==== EXERCISE MATERIALS ====

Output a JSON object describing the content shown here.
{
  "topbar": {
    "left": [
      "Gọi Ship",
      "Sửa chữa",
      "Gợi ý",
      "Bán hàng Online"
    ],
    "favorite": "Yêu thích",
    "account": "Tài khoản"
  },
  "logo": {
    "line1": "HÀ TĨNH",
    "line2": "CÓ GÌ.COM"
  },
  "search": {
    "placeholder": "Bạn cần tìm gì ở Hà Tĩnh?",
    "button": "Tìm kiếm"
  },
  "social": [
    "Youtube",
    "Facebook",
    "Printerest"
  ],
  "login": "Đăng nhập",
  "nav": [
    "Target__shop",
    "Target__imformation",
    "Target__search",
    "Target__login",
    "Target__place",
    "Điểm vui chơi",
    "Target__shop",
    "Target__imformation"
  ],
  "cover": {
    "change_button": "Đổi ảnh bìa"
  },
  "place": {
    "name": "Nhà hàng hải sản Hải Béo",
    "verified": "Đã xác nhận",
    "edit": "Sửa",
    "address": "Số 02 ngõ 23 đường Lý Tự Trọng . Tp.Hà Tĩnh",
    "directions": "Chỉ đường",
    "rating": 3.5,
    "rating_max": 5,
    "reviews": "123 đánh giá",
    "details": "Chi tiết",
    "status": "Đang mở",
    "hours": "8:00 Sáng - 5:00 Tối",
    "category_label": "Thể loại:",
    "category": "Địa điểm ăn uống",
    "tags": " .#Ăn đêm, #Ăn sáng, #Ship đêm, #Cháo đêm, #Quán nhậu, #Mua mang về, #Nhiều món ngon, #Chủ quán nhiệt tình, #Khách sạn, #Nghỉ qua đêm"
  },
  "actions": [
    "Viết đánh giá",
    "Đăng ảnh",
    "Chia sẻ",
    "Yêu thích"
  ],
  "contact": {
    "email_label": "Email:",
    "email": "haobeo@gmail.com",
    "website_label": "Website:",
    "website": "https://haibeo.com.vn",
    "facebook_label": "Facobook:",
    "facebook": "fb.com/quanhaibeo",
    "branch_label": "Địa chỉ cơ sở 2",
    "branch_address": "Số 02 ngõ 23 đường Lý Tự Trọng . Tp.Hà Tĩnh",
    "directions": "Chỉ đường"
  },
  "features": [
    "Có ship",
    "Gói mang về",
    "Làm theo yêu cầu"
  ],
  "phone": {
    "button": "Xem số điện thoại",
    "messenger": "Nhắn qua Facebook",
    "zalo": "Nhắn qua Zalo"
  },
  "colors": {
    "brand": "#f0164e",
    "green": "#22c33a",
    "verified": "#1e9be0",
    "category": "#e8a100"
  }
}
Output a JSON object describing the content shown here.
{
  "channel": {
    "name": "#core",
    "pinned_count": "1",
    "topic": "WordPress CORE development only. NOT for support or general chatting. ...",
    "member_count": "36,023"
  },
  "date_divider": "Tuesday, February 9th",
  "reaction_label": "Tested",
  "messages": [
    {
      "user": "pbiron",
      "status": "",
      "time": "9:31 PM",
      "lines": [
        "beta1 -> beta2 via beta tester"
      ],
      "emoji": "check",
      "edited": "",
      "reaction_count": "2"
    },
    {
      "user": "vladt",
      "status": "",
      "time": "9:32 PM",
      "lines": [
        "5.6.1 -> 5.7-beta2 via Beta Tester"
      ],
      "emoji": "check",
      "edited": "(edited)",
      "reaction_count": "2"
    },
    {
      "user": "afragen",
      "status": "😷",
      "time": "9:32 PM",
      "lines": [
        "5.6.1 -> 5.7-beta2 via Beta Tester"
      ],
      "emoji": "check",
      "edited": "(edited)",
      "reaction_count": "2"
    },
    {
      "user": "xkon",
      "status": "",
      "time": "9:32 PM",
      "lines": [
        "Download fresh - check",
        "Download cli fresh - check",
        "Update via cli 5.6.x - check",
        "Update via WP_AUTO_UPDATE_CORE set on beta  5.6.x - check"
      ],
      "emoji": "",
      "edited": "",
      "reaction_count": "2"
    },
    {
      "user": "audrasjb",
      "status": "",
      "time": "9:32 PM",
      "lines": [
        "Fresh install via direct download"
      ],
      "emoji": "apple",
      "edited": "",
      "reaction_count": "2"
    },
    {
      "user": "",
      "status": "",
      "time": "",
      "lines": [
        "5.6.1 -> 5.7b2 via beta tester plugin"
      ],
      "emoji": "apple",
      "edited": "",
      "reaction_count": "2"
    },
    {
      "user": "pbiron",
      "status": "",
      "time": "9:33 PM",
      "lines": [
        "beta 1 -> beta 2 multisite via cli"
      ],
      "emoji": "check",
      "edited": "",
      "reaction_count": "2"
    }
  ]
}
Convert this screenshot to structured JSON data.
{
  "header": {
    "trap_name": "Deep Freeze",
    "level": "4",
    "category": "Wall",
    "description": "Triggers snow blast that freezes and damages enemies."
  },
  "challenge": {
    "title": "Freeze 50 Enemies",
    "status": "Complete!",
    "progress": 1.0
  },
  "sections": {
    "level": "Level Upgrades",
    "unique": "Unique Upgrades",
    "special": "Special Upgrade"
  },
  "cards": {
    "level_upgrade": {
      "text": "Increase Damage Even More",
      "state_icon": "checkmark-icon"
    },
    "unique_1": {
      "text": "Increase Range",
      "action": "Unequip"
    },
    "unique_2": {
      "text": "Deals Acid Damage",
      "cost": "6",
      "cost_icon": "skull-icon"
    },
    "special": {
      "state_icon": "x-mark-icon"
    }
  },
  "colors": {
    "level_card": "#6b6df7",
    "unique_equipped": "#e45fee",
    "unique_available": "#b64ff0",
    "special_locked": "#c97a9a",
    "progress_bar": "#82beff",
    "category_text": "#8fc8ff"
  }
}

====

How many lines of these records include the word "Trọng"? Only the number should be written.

*YOUR RESPONSE*
2